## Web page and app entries
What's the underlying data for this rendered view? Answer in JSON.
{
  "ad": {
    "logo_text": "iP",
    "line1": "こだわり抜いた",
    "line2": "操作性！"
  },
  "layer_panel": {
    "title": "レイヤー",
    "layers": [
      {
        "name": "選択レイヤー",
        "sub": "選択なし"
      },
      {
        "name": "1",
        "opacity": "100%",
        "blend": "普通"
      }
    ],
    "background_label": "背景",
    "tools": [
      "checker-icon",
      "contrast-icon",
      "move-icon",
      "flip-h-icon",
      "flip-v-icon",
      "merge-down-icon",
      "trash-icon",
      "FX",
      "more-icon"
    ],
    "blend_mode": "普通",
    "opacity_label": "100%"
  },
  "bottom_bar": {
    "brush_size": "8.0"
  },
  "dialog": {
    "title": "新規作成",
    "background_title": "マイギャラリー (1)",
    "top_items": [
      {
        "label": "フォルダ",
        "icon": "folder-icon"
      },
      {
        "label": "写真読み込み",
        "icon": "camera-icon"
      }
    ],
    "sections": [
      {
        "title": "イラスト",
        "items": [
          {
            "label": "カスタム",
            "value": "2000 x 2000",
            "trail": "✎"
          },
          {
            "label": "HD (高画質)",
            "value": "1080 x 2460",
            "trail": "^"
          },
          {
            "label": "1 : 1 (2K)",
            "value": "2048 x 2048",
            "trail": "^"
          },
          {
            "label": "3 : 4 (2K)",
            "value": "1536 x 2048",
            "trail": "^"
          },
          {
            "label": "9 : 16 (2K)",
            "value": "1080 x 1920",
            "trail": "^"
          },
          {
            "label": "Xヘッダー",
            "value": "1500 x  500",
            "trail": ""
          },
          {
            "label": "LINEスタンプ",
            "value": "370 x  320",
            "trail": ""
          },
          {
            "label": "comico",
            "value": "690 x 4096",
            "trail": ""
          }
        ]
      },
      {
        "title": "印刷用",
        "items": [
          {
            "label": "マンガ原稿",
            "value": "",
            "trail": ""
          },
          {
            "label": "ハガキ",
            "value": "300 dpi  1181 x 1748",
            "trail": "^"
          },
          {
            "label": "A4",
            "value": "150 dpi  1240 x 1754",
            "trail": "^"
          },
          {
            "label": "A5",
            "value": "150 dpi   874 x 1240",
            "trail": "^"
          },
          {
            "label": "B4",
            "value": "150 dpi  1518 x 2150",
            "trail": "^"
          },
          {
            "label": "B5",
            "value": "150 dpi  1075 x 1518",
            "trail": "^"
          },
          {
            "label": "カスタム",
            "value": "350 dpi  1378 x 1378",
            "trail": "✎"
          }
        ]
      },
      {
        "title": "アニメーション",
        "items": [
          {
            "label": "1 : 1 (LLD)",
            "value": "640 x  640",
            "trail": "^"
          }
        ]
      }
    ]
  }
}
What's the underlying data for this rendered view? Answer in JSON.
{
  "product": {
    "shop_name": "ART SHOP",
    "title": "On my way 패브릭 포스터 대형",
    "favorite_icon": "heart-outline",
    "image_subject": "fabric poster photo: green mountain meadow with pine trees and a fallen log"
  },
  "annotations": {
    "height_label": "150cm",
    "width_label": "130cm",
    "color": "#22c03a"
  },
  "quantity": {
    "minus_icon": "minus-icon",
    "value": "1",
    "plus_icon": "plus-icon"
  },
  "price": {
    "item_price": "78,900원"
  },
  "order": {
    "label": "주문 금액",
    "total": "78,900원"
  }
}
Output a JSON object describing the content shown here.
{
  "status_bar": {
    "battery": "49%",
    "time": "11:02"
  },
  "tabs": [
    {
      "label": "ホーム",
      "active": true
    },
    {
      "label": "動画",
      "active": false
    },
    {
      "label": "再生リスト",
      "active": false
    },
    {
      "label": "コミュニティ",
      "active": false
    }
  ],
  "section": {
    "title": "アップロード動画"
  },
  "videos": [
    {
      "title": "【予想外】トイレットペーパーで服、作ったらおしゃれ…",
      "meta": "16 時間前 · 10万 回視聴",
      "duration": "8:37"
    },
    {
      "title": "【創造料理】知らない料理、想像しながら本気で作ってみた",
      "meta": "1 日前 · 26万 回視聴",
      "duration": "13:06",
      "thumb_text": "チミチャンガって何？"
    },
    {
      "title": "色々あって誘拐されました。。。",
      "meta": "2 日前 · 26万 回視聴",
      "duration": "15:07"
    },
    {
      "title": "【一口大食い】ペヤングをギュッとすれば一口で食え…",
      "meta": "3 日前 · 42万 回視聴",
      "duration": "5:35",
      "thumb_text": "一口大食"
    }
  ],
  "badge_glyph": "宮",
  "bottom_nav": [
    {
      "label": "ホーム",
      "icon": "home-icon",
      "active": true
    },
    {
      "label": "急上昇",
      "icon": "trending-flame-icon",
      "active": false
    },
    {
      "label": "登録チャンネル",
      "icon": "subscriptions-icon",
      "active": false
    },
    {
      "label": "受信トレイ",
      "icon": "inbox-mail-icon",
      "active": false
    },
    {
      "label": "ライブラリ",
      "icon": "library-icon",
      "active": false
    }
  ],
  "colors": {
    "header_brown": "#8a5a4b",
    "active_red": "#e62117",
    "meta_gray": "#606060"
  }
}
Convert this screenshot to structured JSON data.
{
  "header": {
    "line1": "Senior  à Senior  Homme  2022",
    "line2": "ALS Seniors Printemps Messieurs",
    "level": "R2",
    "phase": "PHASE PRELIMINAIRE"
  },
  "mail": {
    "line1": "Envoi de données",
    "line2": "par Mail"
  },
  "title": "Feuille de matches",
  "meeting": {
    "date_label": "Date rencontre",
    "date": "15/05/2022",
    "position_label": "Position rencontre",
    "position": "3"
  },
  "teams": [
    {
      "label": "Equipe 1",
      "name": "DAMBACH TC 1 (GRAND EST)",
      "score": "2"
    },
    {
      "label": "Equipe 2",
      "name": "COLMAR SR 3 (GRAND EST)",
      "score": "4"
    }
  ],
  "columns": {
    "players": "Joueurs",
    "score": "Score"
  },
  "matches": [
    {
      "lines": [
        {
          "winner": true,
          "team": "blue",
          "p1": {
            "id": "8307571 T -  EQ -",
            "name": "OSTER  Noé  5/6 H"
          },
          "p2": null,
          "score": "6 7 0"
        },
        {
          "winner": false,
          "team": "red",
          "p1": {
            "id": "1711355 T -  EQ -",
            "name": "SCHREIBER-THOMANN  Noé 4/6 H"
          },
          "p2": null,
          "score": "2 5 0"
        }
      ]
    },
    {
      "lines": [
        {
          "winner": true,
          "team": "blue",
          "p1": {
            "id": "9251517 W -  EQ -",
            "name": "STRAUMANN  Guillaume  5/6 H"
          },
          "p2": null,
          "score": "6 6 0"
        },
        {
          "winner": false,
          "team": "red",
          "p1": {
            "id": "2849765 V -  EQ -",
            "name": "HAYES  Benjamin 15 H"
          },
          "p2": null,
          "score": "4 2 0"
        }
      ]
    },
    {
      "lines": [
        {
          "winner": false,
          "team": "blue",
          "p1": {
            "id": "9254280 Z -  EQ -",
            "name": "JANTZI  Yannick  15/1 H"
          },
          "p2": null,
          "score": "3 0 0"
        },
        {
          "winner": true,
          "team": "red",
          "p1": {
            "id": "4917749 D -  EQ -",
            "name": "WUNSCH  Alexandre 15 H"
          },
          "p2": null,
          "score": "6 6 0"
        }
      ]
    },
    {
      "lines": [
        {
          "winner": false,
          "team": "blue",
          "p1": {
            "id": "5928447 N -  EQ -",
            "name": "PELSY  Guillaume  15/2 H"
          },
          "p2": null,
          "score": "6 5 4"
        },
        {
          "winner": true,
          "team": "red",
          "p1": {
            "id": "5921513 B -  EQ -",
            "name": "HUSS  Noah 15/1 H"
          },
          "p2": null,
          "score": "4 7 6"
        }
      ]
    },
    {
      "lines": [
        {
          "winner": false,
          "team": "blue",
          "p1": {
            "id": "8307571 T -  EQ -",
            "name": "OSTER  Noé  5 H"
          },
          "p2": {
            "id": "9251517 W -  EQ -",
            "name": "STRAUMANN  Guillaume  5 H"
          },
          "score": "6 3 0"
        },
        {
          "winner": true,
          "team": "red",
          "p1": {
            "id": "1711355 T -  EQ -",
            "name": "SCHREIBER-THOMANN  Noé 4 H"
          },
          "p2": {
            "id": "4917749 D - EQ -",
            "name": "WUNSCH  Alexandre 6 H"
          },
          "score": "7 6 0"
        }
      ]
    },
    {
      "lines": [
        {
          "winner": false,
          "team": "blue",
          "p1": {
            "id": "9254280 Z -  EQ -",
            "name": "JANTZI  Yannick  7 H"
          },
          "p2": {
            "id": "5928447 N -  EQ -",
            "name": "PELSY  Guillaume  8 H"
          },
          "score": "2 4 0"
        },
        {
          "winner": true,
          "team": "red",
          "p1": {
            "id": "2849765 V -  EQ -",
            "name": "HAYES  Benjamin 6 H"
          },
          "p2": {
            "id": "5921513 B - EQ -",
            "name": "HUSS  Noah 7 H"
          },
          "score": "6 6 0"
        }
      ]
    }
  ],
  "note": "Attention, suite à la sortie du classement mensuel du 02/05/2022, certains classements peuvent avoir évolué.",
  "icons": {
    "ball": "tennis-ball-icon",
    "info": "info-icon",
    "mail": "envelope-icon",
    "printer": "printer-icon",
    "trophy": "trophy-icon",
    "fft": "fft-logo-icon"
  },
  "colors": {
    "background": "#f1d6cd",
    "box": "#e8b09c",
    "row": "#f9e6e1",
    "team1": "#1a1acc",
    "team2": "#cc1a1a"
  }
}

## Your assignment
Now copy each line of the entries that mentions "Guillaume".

## Exercise response
            "name": "STRAUMANN  Guillaume  5/6 H"
            "name": "PELSY  Guillaume  15/2 H"
            "name": "STRAUMANN  Guillaume  5 H"
            "name": "PELSY  Guillaume  8 H"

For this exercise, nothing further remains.